BRIEF ▸
Report each line below that carries the word "label".

PROVIDED RECORDS ▸

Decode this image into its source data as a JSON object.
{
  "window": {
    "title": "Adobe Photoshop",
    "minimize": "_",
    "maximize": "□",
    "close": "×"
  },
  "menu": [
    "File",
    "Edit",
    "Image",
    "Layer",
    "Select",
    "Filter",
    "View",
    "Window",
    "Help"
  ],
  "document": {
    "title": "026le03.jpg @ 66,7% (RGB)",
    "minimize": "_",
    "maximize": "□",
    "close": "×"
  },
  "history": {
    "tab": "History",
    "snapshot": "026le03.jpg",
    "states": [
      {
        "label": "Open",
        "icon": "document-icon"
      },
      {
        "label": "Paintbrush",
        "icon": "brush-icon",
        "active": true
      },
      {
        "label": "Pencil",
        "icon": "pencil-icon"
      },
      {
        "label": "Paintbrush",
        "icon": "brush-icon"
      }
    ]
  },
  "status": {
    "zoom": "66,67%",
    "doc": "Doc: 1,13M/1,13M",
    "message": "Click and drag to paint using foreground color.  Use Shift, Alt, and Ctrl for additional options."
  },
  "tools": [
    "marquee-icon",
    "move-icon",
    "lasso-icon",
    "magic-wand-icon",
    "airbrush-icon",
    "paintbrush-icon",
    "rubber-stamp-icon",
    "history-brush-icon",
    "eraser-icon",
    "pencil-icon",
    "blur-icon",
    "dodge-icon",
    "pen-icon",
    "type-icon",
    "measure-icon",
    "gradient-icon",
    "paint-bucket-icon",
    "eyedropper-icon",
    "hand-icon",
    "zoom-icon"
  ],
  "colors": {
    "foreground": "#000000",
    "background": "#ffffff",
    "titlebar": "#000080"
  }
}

RESPONSE BOX ▸
        "label": "Open",
        "label": "Paintbrush",
        "label": "Pencil",
        "label": "Paintbrush",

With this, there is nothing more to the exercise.